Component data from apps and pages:
◇ ◇ ◇ ◇
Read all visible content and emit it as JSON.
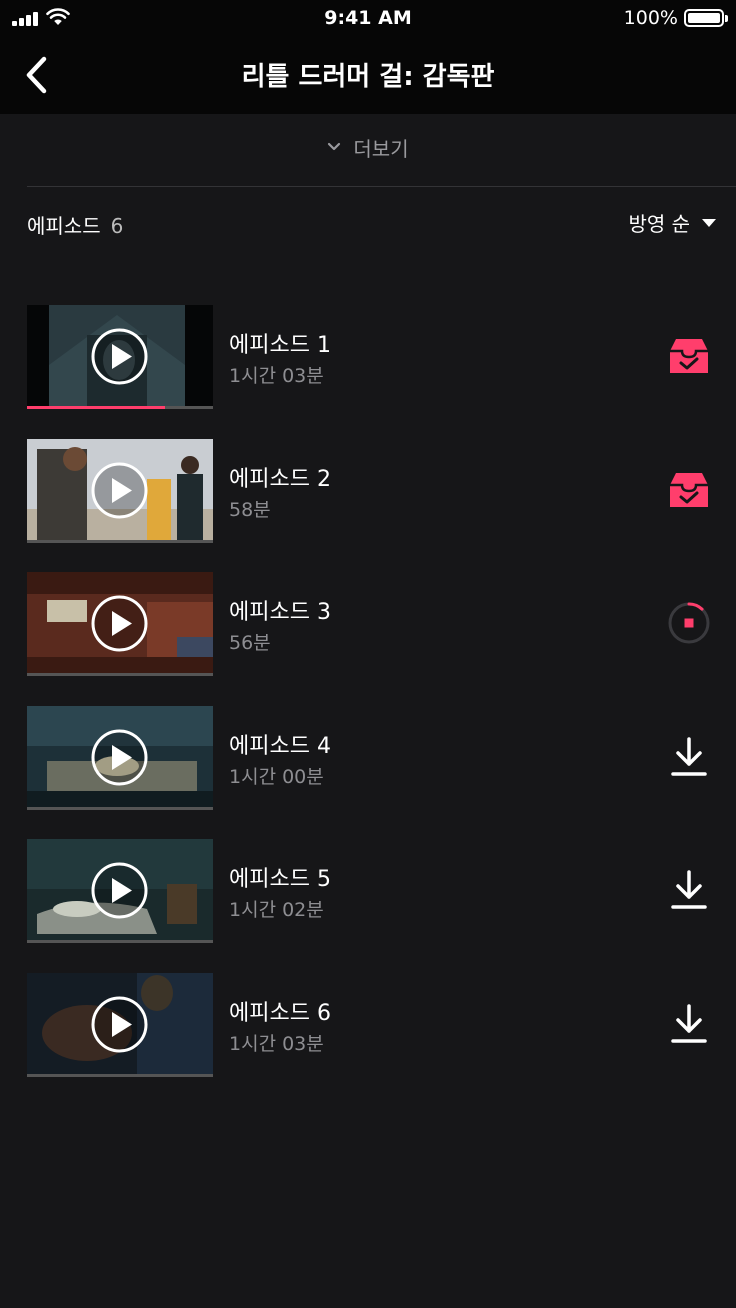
{
  "status_bar": {
    "time": "9:41 AM",
    "battery": "100%"
  },
  "nav": {
    "title": "리틀 드러머 걸: 감독판",
    "back_icon": "chevron-left-icon"
  },
  "more": {
    "label": "더보기",
    "icon": "chevron-down-icon"
  },
  "episodes_header": {
    "label": "에피소드",
    "count": "6"
  },
  "sort": {
    "label": "방영 순",
    "icon": "caret-down-icon"
  },
  "colors": {
    "accent": "#ff3e6c",
    "background": "#161618",
    "bar": "#060606"
  },
  "episodes": [
    {
      "title": "에피소드 1",
      "duration": "1시간 03분",
      "watched_fraction": 0.74,
      "status": "downloaded",
      "icon": "download-complete-icon"
    },
    {
      "title": "에피소드 2",
      "duration": "58분",
      "watched_fraction": 0,
      "status": "downloaded",
      "icon": "download-complete-icon"
    },
    {
      "title": "에피소드 3",
      "duration": "56분",
      "watched_fraction": 0,
      "status": "downloading",
      "download_fraction": 0.12,
      "icon": "download-progress-stop-icon"
    },
    {
      "title": "에피소드 4",
      "duration": "1시간 00분",
      "watched_fraction": 0,
      "status": "available",
      "icon": "download-icon"
    },
    {
      "title": "에피소드 5",
      "duration": "1시간 02분",
      "watched_fraction": 0,
      "status": "available",
      "icon": "download-icon"
    },
    {
      "title": "에피소드 6",
      "duration": "1시간 03분",
      "watched_fraction": 0,
      "status": "available",
      "icon": "download-icon"
    }
  ]
}
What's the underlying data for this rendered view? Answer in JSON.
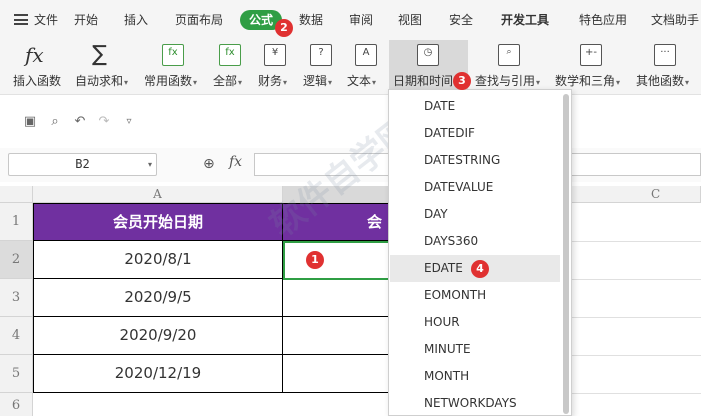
{
  "menu": {
    "file": "文件",
    "tabs": [
      "开始",
      "插入",
      "页面布局",
      "公式",
      "数据",
      "审阅",
      "视图",
      "安全",
      "开发工具",
      "特色应用",
      "文档助手"
    ]
  },
  "ribbon": {
    "buttons": [
      {
        "label": "插入函数",
        "icon": "fx"
      },
      {
        "label": "自动求和",
        "icon": "∑"
      },
      {
        "label": "常用函数",
        "icon": "fx"
      },
      {
        "label": "全部",
        "icon": "fx"
      },
      {
        "label": "财务",
        "icon": "¥"
      },
      {
        "label": "逻辑",
        "icon": "?"
      },
      {
        "label": "文本",
        "icon": "A"
      },
      {
        "label": "日期和时间",
        "icon": "◷"
      },
      {
        "label": "查找与引用",
        "icon": "🔍"
      },
      {
        "label": "数学和三角",
        "icon": "+-"
      },
      {
        "label": "其他函数",
        "icon": "···"
      }
    ]
  },
  "formula_bar": {
    "cell_ref": "B2",
    "fx": "fx",
    "formula": ""
  },
  "sheet": {
    "columns": [
      "A",
      "",
      "C"
    ],
    "rows": [
      "1",
      "2",
      "3",
      "4",
      "5",
      "6"
    ],
    "header_a": "会员开始日期",
    "header_b": "会员",
    "values_a": [
      "2020/8/1",
      "2020/9/5",
      "2020/9/20",
      "2020/12/19"
    ]
  },
  "dropdown": {
    "items": [
      "DATE",
      "DATEDIF",
      "DATESTRING",
      "DATEVALUE",
      "DAY",
      "DAYS360",
      "EDATE",
      "EOMONTH",
      "HOUR",
      "MINUTE",
      "MONTH",
      "NETWORKDAYS"
    ],
    "highlighted": "EDATE"
  },
  "badges": [
    "1",
    "2",
    "3",
    "4"
  ],
  "colors": {
    "accent": "#2f9e44",
    "header_fill": "#7030a0",
    "badge": "#e03131"
  }
}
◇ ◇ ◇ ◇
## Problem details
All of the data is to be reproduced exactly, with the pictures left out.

## Result of the task
Read all visible content and emit it as JSON.
{
  "status_bar": {
    "time": "9:41 AM",
    "battery": "100%"
  },
  "nav": {
    "title": "리틀 드러머 걸: 감독판",
    "back_icon": "chevron-left-icon"
  },
  "more": {
    "label": "더보기",
    "icon": "chevron-down-icon"
  },
  "episodes_header": {
    "label": "에피소드",
    "count": "6"
  },
  "sort": {
    "label": "방영 순",
    "icon": "caret-down-icon"
  },
  "colors": {
    "accent": "#ff3e6c",
    "background": "#161618",
    "bar": "#060606"
  },
  "episodes": [
    {
      "title": "에피소드 1",
      "duration": "1시간 03분",
      "watched_fraction": 0.74,
      "status": "downloaded",
      "icon": "download-complete-icon"
    },
    {
      "title": "에피소드 2",
      "duration": "58분",
      "watched_fraction": 0,
      "status": "downloaded",
      "icon": "download-complete-icon"
    },
    {
      "title": "에피소드 3",
      "duration": "56분",
      "watched_fraction": 0,
      "status": "downloading",
      "download_fraction": 0.12,
      "icon": "download-progress-stop-icon"
    },
    {
      "title": "에피소드 4",
      "duration": "1시간 00분",
      "watched_fraction": 0,
      "status": "available",
      "icon": "download-icon"
    },
    {
      "title": "에피소드 5",
      "duration": "1시간 02분",
      "watched_fraction": 0,
      "status": "available",
      "icon": "download-icon"
    },
    {
      "title": "에피소드 6",
      "duration": "1시간 03분",
      "watched_fraction": 0,
      "status": "available",
      "icon": "download-icon"
    }
  ]
}
What's the underlying data for this rendered view? Answer in JSON.
{
  "menu": {
    "file": "文件",
    "tabs": [
      "开始",
      "插入",
      "页面布局",
      "公式",
      "数据",
      "审阅",
      "视图",
      "安全",
      "开发工具",
      "特色应用",
      "文档助手"
    ]
  },
  "ribbon": {
    "buttons": [
      {
        "label": "插入函数",
        "icon": "fx"
      },
      {
        "label": "自动求和",
        "icon": "∑"
      },
      {
        "label": "常用函数",
        "icon": "fx"
      },
      {
        "label": "全部",
        "icon": "fx"
      },
      {
        "label": "财务",
        "icon": "¥"
      },
      {
        "label": "逻辑",
        "icon": "?"
      },
      {
        "label": "文本",
        "icon": "A"
      },
      {
        "label": "日期和时间",
        "icon": "◷"
      },
      {
        "label": "查找与引用",
        "icon": "🔍"
      },
      {
        "label": "数学和三角",
        "icon": "+-"
      },
      {
        "label": "其他函数",
        "icon": "···"
      }
    ]
  },
  "formula_bar": {
    "cell_ref": "B2",
    "fx": "fx",
    "formula": ""
  },
  "sheet": {
    "columns": [
      "A",
      "",
      "C"
    ],
    "rows": [
      "1",
      "2",
      "3",
      "4",
      "5",
      "6"
    ],
    "header_a": "会员开始日期",
    "header_b": "会员",
    "values_a": [
      "2020/8/1",
      "2020/9/5",
      "2020/9/20",
      "2020/12/19"
    ]
  },
  "dropdown": {
    "items": [
      "DATE",
      "DATEDIF",
      "DATESTRING",
      "DATEVALUE",
      "DAY",
      "DAYS360",
      "EDATE",
      "EOMONTH",
      "HOUR",
      "MINUTE",
      "MONTH",
      "NETWORKDAYS"
    ],
    "highlighted": "EDATE"
  },
  "badges": [
    "1",
    "2",
    "3",
    "4"
  ],
  "colors": {
    "accent": "#2f9e44",
    "header_fill": "#7030a0",
    "badge": "#e03131"
  }
}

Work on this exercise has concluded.